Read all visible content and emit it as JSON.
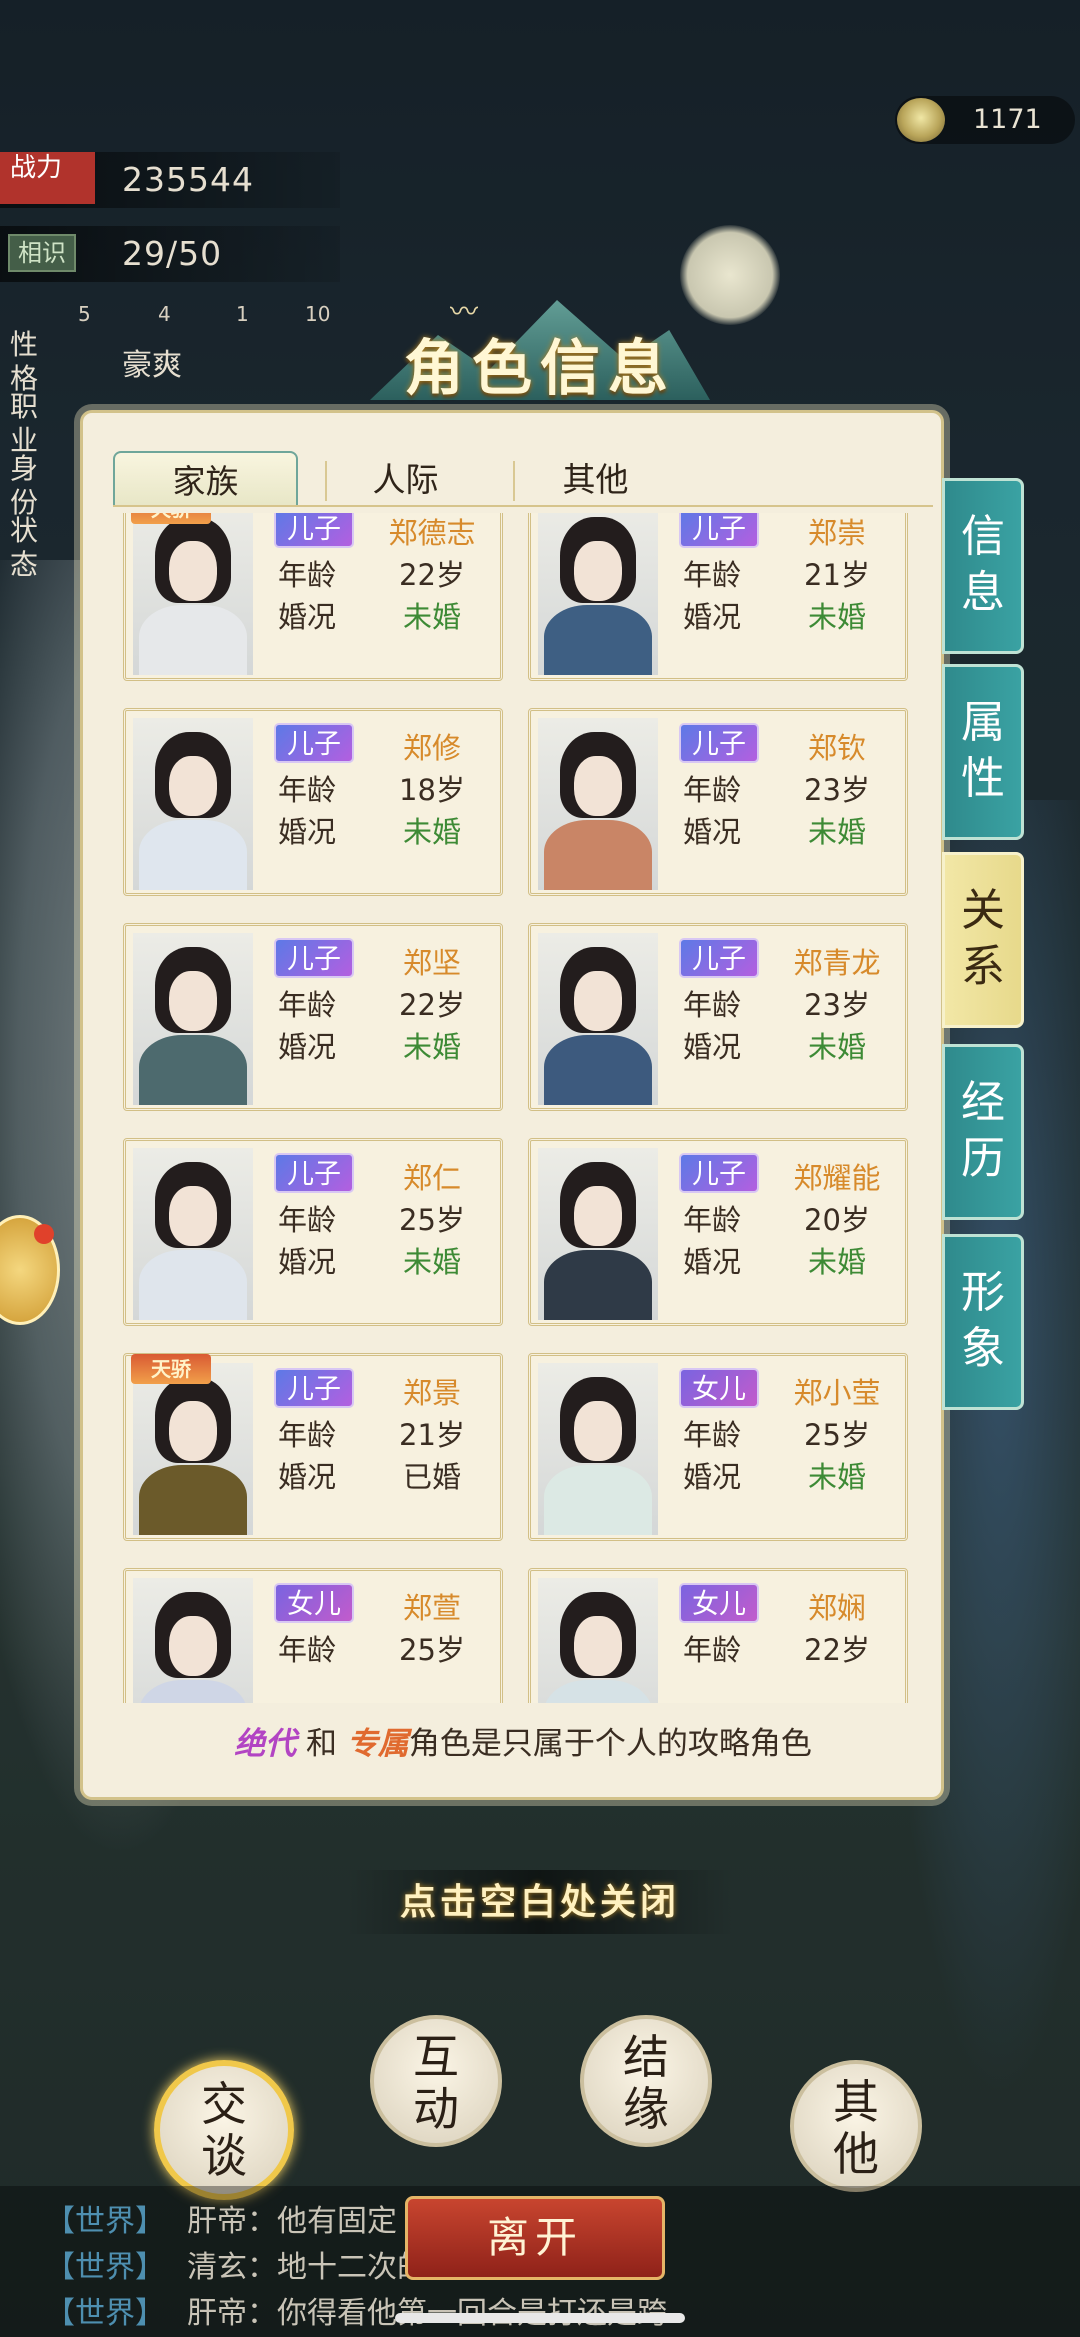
{
  "currency": {
    "value": "1171",
    "icon": "tea-bowl-icon"
  },
  "stats": {
    "power_label": "战力",
    "power_value": "235544",
    "acquaint_label": "相识",
    "acquaint_value": "29/50",
    "gems": [
      "5",
      "4",
      "1",
      "10"
    ],
    "traits": [
      {
        "label": "性格",
        "value": "豪爽"
      },
      {
        "label": "职业",
        "value": ""
      },
      {
        "label": "身份",
        "value": ""
      },
      {
        "label": "状态",
        "value": ""
      }
    ]
  },
  "title": "角色信息",
  "tabs": [
    "家族",
    "人际",
    "其他"
  ],
  "active_tab": "家族",
  "side_tabs": [
    "信息",
    "属性",
    "关系",
    "经历",
    "形象"
  ],
  "active_side_tab": "关系",
  "field_labels": {
    "age": "年龄",
    "marriage": "婚况"
  },
  "members": [
    {
      "role": "儿子",
      "name": "郑德志",
      "age": "22岁",
      "marriage": "未婚",
      "badge": "天骄",
      "robe": "#e6e8ea"
    },
    {
      "role": "儿子",
      "name": "郑崇",
      "age": "21岁",
      "marriage": "未婚",
      "badge": "",
      "robe": "#3e5f83"
    },
    {
      "role": "儿子",
      "name": "郑修",
      "age": "18岁",
      "marriage": "未婚",
      "badge": "",
      "robe": "#dfe6ee"
    },
    {
      "role": "儿子",
      "name": "郑钦",
      "age": "23岁",
      "marriage": "未婚",
      "badge": "",
      "robe": "#c98566"
    },
    {
      "role": "儿子",
      "name": "郑坚",
      "age": "22岁",
      "marriage": "未婚",
      "badge": "",
      "robe": "#4d6a6e"
    },
    {
      "role": "儿子",
      "name": "郑青龙",
      "age": "23岁",
      "marriage": "未婚",
      "badge": "",
      "robe": "#3d5a7e"
    },
    {
      "role": "儿子",
      "name": "郑仁",
      "age": "25岁",
      "marriage": "未婚",
      "badge": "",
      "robe": "#dfe5ec"
    },
    {
      "role": "儿子",
      "name": "郑耀能",
      "age": "20岁",
      "marriage": "未婚",
      "badge": "",
      "robe": "#2f3a47"
    },
    {
      "role": "儿子",
      "name": "郑景",
      "age": "21岁",
      "marriage": "已婚",
      "badge": "天骄",
      "robe": "#6b5a2a"
    },
    {
      "role": "女儿",
      "name": "郑小莹",
      "age": "25岁",
      "marriage": "未婚",
      "badge": "",
      "robe": "#dce9e4"
    },
    {
      "role": "女儿",
      "name": "郑萱",
      "age": "25岁",
      "marriage": "",
      "badge": "",
      "robe": "#cfd6e6"
    },
    {
      "role": "女儿",
      "name": "郑娴",
      "age": "22岁",
      "marriage": "",
      "badge": "",
      "robe": "#d6e2e6"
    }
  ],
  "footnote": {
    "part_a": "绝代",
    "join": "和",
    "part_b": "专属",
    "rest": "角色是只属于个人的攻略角色"
  },
  "close_hint": "点击空白处关闭",
  "actions": [
    "交谈",
    "互动",
    "结缘",
    "其他"
  ],
  "leave_label": "离开",
  "chat": [
    {
      "channel": "【世界】",
      "text": "肝帝：他有固定"
    },
    {
      "channel": "【世界】",
      "text": "清玄：地十二次的"
    },
    {
      "channel": "【世界】",
      "text": "肝帝：你得看他第一回合是打还是跨"
    }
  ]
}
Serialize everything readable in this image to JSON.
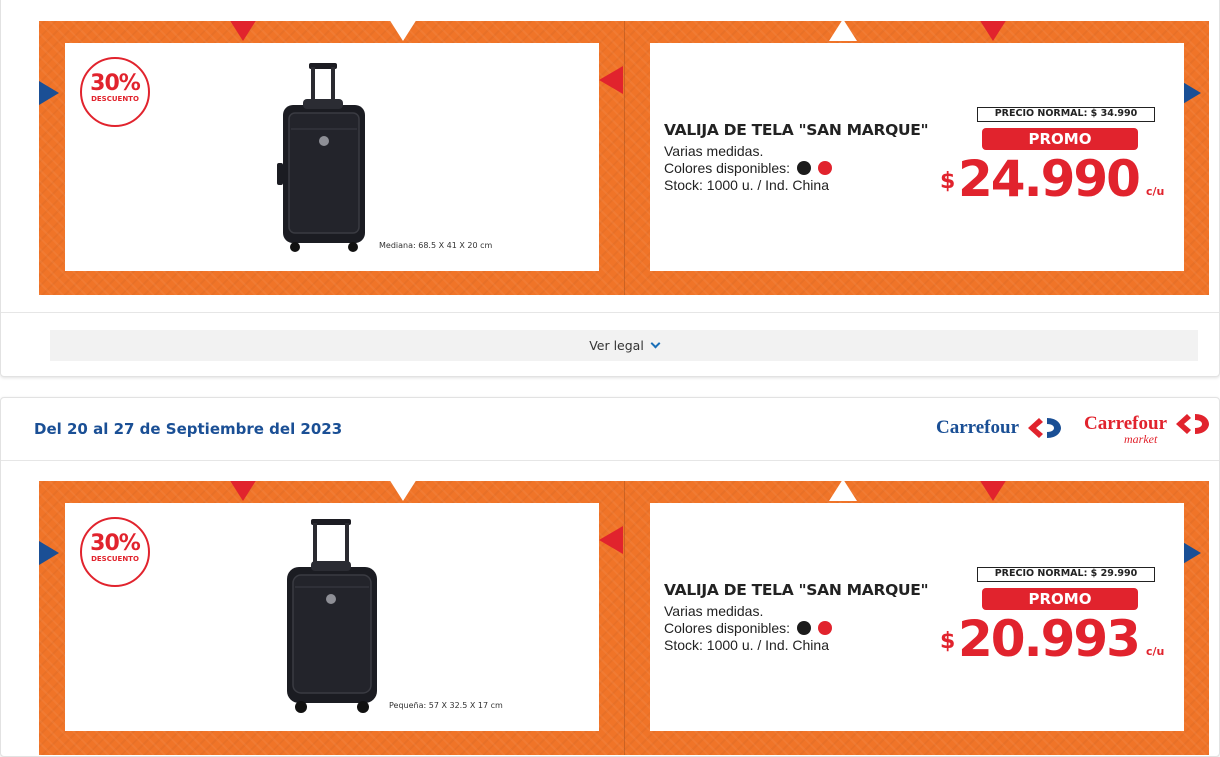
{
  "offers": [
    {
      "discount": {
        "percent": "30%",
        "label": "DESCUENTO"
      },
      "dimensions": "Mediana: 68.5 X 41 X 20 cm",
      "title": "VALIJA DE TELA \"SAN MARQUE\"",
      "desc_line1": "Varias medidas.",
      "desc_line2": "Colores disponibles:",
      "desc_line3": "Stock: 1000 u. / Ind. China",
      "normal_price": "PRECIO NORMAL: $ 34.990",
      "promo_label": "PROMO",
      "currency": "$",
      "price": "24.990",
      "unit": "c/u",
      "colors": [
        "#1b1b1b",
        "#e1232d"
      ]
    },
    {
      "discount": {
        "percent": "30%",
        "label": "DESCUENTO"
      },
      "dimensions": "Pequeña: 57 X 32.5 X 17 cm",
      "title": "VALIJA DE TELA \"SAN MARQUE\"",
      "desc_line1": "Varias medidas.",
      "desc_line2": "Colores disponibles:",
      "desc_line3": "Stock: 1000 u. / Ind. China",
      "normal_price": "PRECIO NORMAL: $ 29.990",
      "promo_label": "PROMO",
      "currency": "$",
      "price": "20.993",
      "unit": "c/u",
      "colors": [
        "#1b1b1b",
        "#e1232d"
      ]
    }
  ],
  "legal": {
    "label": "Ver legal"
  },
  "second_card": {
    "date_range": "Del 20 al 27 de Septiembre del 2023",
    "logos": {
      "carrefour": "Carrefour",
      "carrefour_market": "Carrefour",
      "market_sub": "market"
    }
  },
  "colors": {
    "brand_blue": "#1a4f95",
    "brand_red": "#e1232d",
    "banner_orange": "#f07428"
  }
}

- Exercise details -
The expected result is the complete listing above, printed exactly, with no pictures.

- Task response -
Read all visible content and emit it as JSON.
{
  "currency": {
    "value": "1171",
    "icon": "tea-bowl-icon"
  },
  "stats": {
    "power_label": "战力",
    "power_value": "235544",
    "acquaint_label": "相识",
    "acquaint_value": "29/50",
    "gems": [
      "5",
      "4",
      "1",
      "10"
    ],
    "traits": [
      {
        "label": "性格",
        "value": "豪爽"
      },
      {
        "label": "职业",
        "value": ""
      },
      {
        "label": "身份",
        "value": ""
      },
      {
        "label": "状态",
        "value": ""
      }
    ]
  },
  "title": "角色信息",
  "tabs": [
    "家族",
    "人际",
    "其他"
  ],
  "active_tab": "家族",
  "side_tabs": [
    "信息",
    "属性",
    "关系",
    "经历",
    "形象"
  ],
  "active_side_tab": "关系",
  "field_labels": {
    "age": "年龄",
    "marriage": "婚况"
  },
  "members": [
    {
      "role": "儿子",
      "name": "郑德志",
      "age": "22岁",
      "marriage": "未婚",
      "badge": "天骄",
      "robe": "#e6e8ea"
    },
    {
      "role": "儿子",
      "name": "郑崇",
      "age": "21岁",
      "marriage": "未婚",
      "badge": "",
      "robe": "#3e5f83"
    },
    {
      "role": "儿子",
      "name": "郑修",
      "age": "18岁",
      "marriage": "未婚",
      "badge": "",
      "robe": "#dfe6ee"
    },
    {
      "role": "儿子",
      "name": "郑钦",
      "age": "23岁",
      "marriage": "未婚",
      "badge": "",
      "robe": "#c98566"
    },
    {
      "role": "儿子",
      "name": "郑坚",
      "age": "22岁",
      "marriage": "未婚",
      "badge": "",
      "robe": "#4d6a6e"
    },
    {
      "role": "儿子",
      "name": "郑青龙",
      "age": "23岁",
      "marriage": "未婚",
      "badge": "",
      "robe": "#3d5a7e"
    },
    {
      "role": "儿子",
      "name": "郑仁",
      "age": "25岁",
      "marriage": "未婚",
      "badge": "",
      "robe": "#dfe5ec"
    },
    {
      "role": "儿子",
      "name": "郑耀能",
      "age": "20岁",
      "marriage": "未婚",
      "badge": "",
      "robe": "#2f3a47"
    },
    {
      "role": "儿子",
      "name": "郑景",
      "age": "21岁",
      "marriage": "已婚",
      "badge": "天骄",
      "robe": "#6b5a2a"
    },
    {
      "role": "女儿",
      "name": "郑小莹",
      "age": "25岁",
      "marriage": "未婚",
      "badge": "",
      "robe": "#dce9e4"
    },
    {
      "role": "女儿",
      "name": "郑萱",
      "age": "25岁",
      "marriage": "",
      "badge": "",
      "robe": "#cfd6e6"
    },
    {
      "role": "女儿",
      "name": "郑娴",
      "age": "22岁",
      "marriage": "",
      "badge": "",
      "robe": "#d6e2e6"
    }
  ],
  "footnote": {
    "part_a": "绝代",
    "join": "和",
    "part_b": "专属",
    "rest": "角色是只属于个人的攻略角色"
  },
  "close_hint": "点击空白处关闭",
  "actions": [
    "交谈",
    "互动",
    "结缘",
    "其他"
  ],
  "leave_label": "离开",
  "chat": [
    {
      "channel": "【世界】",
      "text": "肝帝：他有固定"
    },
    {
      "channel": "【世界】",
      "text": "清玄：地十二次的"
    },
    {
      "channel": "【世界】",
      "text": "肝帝：你得看他第一回合是打还是跨"
    }
  ]
}
Serialize everything readable in this image to JSON.
{
  "offers": [
    {
      "discount": {
        "percent": "30%",
        "label": "DESCUENTO"
      },
      "dimensions": "Mediana: 68.5 X 41 X 20 cm",
      "title": "VALIJA DE TELA \"SAN MARQUE\"",
      "desc_line1": "Varias medidas.",
      "desc_line2": "Colores disponibles:",
      "desc_line3": "Stock: 1000 u. / Ind. China",
      "normal_price": "PRECIO NORMAL: $ 34.990",
      "promo_label": "PROMO",
      "currency": "$",
      "price": "24.990",
      "unit": "c/u",
      "colors": [
        "#1b1b1b",
        "#e1232d"
      ]
    },
    {
      "discount": {
        "percent": "30%",
        "label": "DESCUENTO"
      },
      "dimensions": "Pequeña: 57 X 32.5 X 17 cm",
      "title": "VALIJA DE TELA \"SAN MARQUE\"",
      "desc_line1": "Varias medidas.",
      "desc_line2": "Colores disponibles:",
      "desc_line3": "Stock: 1000 u. / Ind. China",
      "normal_price": "PRECIO NORMAL: $ 29.990",
      "promo_label": "PROMO",
      "currency": "$",
      "price": "20.993",
      "unit": "c/u",
      "colors": [
        "#1b1b1b",
        "#e1232d"
      ]
    }
  ],
  "legal": {
    "label": "Ver legal"
  },
  "second_card": {
    "date_range": "Del 20 al 27 de Septiembre del 2023",
    "logos": {
      "carrefour": "Carrefour",
      "carrefour_market": "Carrefour",
      "market_sub": "market"
    }
  },
  "colors": {
    "brand_blue": "#1a4f95",
    "brand_red": "#e1232d",
    "banner_orange": "#f07428"
  }
}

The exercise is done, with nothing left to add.